_EXTRACTED DATA_
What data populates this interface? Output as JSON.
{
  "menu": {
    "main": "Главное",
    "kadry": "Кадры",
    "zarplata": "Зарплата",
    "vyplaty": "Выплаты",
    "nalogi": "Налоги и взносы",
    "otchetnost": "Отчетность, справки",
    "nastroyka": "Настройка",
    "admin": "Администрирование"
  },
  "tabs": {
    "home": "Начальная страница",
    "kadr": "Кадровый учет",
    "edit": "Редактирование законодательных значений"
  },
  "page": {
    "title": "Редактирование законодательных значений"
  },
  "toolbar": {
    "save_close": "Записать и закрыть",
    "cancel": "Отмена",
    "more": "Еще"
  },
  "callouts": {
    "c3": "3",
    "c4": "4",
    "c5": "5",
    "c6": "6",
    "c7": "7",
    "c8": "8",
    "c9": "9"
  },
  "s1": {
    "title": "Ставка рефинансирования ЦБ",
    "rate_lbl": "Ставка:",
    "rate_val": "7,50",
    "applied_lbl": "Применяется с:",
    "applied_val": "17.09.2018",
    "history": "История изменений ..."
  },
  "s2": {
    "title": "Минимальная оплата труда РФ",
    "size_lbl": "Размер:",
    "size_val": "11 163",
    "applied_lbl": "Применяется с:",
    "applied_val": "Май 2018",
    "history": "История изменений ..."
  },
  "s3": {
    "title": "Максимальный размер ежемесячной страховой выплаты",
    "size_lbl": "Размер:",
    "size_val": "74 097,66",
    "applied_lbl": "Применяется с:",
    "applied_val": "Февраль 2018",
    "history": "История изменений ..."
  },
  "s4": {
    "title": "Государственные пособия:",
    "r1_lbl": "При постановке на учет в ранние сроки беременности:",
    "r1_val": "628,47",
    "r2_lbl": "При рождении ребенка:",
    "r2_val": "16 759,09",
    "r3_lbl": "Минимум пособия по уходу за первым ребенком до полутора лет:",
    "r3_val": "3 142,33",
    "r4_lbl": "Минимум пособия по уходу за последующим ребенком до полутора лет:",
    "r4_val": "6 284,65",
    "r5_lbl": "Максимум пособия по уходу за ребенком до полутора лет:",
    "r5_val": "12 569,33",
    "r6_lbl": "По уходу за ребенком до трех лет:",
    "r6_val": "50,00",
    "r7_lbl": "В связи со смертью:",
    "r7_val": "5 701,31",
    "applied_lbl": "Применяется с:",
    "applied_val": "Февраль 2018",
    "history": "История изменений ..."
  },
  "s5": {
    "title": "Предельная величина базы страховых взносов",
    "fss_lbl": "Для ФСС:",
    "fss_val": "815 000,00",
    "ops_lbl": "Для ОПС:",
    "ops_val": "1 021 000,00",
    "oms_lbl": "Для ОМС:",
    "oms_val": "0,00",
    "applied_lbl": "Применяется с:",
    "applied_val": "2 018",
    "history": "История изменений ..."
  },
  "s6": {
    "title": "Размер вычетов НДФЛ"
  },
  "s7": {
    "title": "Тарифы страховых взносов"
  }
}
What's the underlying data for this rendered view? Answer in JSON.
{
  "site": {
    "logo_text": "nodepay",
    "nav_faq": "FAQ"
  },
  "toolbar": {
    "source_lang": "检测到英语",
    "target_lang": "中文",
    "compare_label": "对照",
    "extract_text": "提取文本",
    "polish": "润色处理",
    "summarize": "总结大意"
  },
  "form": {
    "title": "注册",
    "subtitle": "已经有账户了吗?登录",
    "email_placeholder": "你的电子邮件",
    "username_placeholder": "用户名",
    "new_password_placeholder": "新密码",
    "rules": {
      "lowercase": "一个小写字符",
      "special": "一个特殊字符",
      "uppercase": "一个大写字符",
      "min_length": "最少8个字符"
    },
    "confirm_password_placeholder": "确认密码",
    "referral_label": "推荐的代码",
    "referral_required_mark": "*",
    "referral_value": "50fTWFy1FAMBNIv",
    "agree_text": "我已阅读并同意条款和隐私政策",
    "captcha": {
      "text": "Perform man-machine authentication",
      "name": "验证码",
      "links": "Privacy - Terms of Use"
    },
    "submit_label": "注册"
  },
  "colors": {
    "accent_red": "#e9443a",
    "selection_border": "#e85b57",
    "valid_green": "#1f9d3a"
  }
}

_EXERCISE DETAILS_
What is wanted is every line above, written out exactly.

_TASK RESPONSE_
What data populates this interface? Output as JSON.
{
  "menu": {
    "main": "Главное",
    "kadry": "Кадры",
    "zarplata": "Зарплата",
    "vyplaty": "Выплаты",
    "nalogi": "Налоги и взносы",
    "otchetnost": "Отчетность, справки",
    "nastroyka": "Настройка",
    "admin": "Администрирование"
  },
  "tabs": {
    "home": "Начальная страница",
    "kadr": "Кадровый учет",
    "edit": "Редактирование законодательных значений"
  },
  "page": {
    "title": "Редактирование законодательных значений"
  },
  "toolbar": {
    "save_close": "Записать и закрыть",
    "cancel": "Отмена",
    "more": "Еще"
  },
  "callouts": {
    "c3": "3",
    "c4": "4",
    "c5": "5",
    "c6": "6",
    "c7": "7",
    "c8": "8",
    "c9": "9"
  },
  "s1": {
    "title": "Ставка рефинансирования ЦБ",
    "rate_lbl": "Ставка:",
    "rate_val": "7,50",
    "applied_lbl": "Применяется с:",
    "applied_val": "17.09.2018",
    "history": "История изменений ..."
  },
  "s2": {
    "title": "Минимальная оплата труда РФ",
    "size_lbl": "Размер:",
    "size_val": "11 163",
    "applied_lbl": "Применяется с:",
    "applied_val": "Май 2018",
    "history": "История изменений ..."
  },
  "s3": {
    "title": "Максимальный размер ежемесячной страховой выплаты",
    "size_lbl": "Размер:",
    "size_val": "74 097,66",
    "applied_lbl": "Применяется с:",
    "applied_val": "Февраль 2018",
    "history": "История изменений ..."
  },
  "s4": {
    "title": "Государственные пособия:",
    "r1_lbl": "При постановке на учет в ранние сроки беременности:",
    "r1_val": "628,47",
    "r2_lbl": "При рождении ребенка:",
    "r2_val": "16 759,09",
    "r3_lbl": "Минимум пособия по уходу за первым ребенком до полутора лет:",
    "r3_val": "3 142,33",
    "r4_lbl": "Минимум пособия по уходу за последующим ребенком до полутора лет:",
    "r4_val": "6 284,65",
    "r5_lbl": "Максимум пособия по уходу за ребенком до полутора лет:",
    "r5_val": "12 569,33",
    "r6_lbl": "По уходу за ребенком до трех лет:",
    "r6_val": "50,00",
    "r7_lbl": "В связи со смертью:",
    "r7_val": "5 701,31",
    "applied_lbl": "Применяется с:",
    "applied_val": "Февраль 2018",
    "history": "История изменений ..."
  },
  "s5": {
    "title": "Предельная величина базы страховых взносов",
    "fss_lbl": "Для ФСС:",
    "fss_val": "815 000,00",
    "ops_lbl": "Для ОПС:",
    "ops_val": "1 021 000,00",
    "oms_lbl": "Для ОМС:",
    "oms_val": "0,00",
    "applied_lbl": "Применяется с:",
    "applied_val": "2 018",
    "history": "История изменений ..."
  },
  "s6": {
    "title": "Размер вычетов НДФЛ"
  },
  "s7": {
    "title": "Тарифы страховых взносов"
  }
}
What's the underlying data for this rendered view? Answer in JSON.
{
  "site": {
    "logo_text": "nodepay",
    "nav_faq": "FAQ"
  },
  "toolbar": {
    "source_lang": "检测到英语",
    "target_lang": "中文",
    "compare_label": "对照",
    "extract_text": "提取文本",
    "polish": "润色处理",
    "summarize": "总结大意"
  },
  "form": {
    "title": "注册",
    "subtitle": "已经有账户了吗?登录",
    "email_placeholder": "你的电子邮件",
    "username_placeholder": "用户名",
    "new_password_placeholder": "新密码",
    "rules": {
      "lowercase": "一个小写字符",
      "special": "一个特殊字符",
      "uppercase": "一个大写字符",
      "min_length": "最少8个字符"
    },
    "confirm_password_placeholder": "确认密码",
    "referral_label": "推荐的代码",
    "referral_required_mark": "*",
    "referral_value": "50fTWFy1FAMBNIv",
    "agree_text": "我已阅读并同意条款和隐私政策",
    "captcha": {
      "text": "Perform man-machine authentication",
      "name": "验证码",
      "links": "Privacy - Terms of Use"
    },
    "submit_label": "注册"
  },
  "colors": {
    "accent_red": "#e9443a",
    "selection_border": "#e85b57",
    "valid_green": "#1f9d3a"
  }
}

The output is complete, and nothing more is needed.